One of the key areas to consider is the nature of employee contracts. Long term permanent and pensionable contracts have their space but flexible contracts present a unique advantage to both organisations and individuals. And while it’s not common practice or ideal, flexible work presents many benefits to the employee. Among them is having a varied set of skills that increases individual marketability, possibility of faster career progression, relative ease of getting an opportunity, more freedom to focus on personal projects where necessary and even more earning within a shorter period. Obviously, the risk is their inherent unpredictability.
For organisations, flexible labour is even more relevant. For starters, temporary staff can bring new skills and perspectives to their role that can, in turn, improve efficiency or streamline production requirements. Multiple contract hires can bring in an unmatched access to a wide range of skills. Unleashing people’s creativity, growth and work satisfaction. Moreover, a blend of permanent and flexible contracts provides the company with a pool of potential talent to hire from. Two, flexibility in handling business targets and peaks and lows in demand. This, if well planned, can achieve a reduction in the cost of running the business.

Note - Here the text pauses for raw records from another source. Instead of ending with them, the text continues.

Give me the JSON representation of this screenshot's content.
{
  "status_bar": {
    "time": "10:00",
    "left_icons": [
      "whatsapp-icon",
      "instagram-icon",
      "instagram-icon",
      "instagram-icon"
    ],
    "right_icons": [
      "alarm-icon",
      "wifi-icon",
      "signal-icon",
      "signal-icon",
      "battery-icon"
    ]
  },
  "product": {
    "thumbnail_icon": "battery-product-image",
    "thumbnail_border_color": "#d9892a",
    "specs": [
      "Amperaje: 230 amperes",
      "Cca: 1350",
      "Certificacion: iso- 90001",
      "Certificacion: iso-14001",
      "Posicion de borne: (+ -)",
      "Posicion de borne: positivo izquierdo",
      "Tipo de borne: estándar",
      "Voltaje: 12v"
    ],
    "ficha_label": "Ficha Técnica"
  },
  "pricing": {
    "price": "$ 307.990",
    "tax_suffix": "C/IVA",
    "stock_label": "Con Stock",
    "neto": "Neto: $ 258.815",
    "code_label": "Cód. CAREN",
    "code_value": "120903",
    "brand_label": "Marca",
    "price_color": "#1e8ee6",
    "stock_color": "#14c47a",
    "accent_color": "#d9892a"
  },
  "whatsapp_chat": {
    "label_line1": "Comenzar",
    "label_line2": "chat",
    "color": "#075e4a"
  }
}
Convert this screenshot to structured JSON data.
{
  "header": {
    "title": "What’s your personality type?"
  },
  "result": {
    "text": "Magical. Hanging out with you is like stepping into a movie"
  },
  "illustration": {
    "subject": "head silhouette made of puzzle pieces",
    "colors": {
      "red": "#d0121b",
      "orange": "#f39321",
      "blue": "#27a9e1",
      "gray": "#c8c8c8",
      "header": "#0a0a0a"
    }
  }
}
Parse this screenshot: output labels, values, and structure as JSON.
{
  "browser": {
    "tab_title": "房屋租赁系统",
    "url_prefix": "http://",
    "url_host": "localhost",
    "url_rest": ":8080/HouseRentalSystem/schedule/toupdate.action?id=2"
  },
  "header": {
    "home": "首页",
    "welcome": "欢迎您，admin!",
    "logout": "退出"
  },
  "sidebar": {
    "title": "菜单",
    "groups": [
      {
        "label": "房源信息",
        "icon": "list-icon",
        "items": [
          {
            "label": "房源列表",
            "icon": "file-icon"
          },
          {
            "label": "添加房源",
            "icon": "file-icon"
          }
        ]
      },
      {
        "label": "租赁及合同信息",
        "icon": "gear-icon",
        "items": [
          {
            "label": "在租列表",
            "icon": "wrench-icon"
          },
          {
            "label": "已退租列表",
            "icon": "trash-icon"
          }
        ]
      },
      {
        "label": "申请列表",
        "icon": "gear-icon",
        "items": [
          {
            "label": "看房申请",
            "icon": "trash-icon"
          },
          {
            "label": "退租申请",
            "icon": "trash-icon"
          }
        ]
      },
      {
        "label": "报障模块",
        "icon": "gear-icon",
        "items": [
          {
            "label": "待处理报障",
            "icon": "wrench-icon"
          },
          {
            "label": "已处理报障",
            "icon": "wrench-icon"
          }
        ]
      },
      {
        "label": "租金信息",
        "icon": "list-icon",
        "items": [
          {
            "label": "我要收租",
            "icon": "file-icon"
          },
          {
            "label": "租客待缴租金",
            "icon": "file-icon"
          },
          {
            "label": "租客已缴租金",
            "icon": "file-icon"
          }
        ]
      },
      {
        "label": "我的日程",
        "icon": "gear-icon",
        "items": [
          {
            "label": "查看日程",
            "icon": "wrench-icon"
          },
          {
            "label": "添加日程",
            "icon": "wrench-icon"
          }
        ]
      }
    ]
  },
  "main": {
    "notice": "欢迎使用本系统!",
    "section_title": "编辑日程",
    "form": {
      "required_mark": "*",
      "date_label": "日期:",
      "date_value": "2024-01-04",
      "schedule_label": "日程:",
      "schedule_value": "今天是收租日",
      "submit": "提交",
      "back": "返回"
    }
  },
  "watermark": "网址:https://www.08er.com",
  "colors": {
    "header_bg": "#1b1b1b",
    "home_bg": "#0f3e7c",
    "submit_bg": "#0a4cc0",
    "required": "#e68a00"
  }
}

In Kenya, we have historically associated contracted labour with blue collar workers – I believe the only reason for this is because this is where it has been predominant. There are however tangible benefits in engaging expert and creative talent on flexible terms which can vary from as little as weeks to any number of years.
As companies connect with the idea of flexible labour, filling these roles is at times more complex since most employees still have a preference for permanent roles. Further, this category of employees brings with it more administrative activities for the organisation.
It is crucial therefore that companies offering this service must establish stringent processes to check the qualifications and backgrounds of the staff and ensure that organisations have access to the best possible operational solution for their specific business. These providers must work to protect the rights of the employee and to proactively advance their access to decent work and consequently a sustainable livelihood.
According to the ILO report (2020) specialisation and the global market for scarce skills will continue to drive the flexible skills market and companies need to set structures that will enable them tap effectively into this emerging flexible talent.
The continuing reduction of time in one company already points to a growing workforce more focused on job satisfaction over how long they stay in a company.
Working from home. FILE PHOTO | NMG
The writer is managing director, Workforce Africa.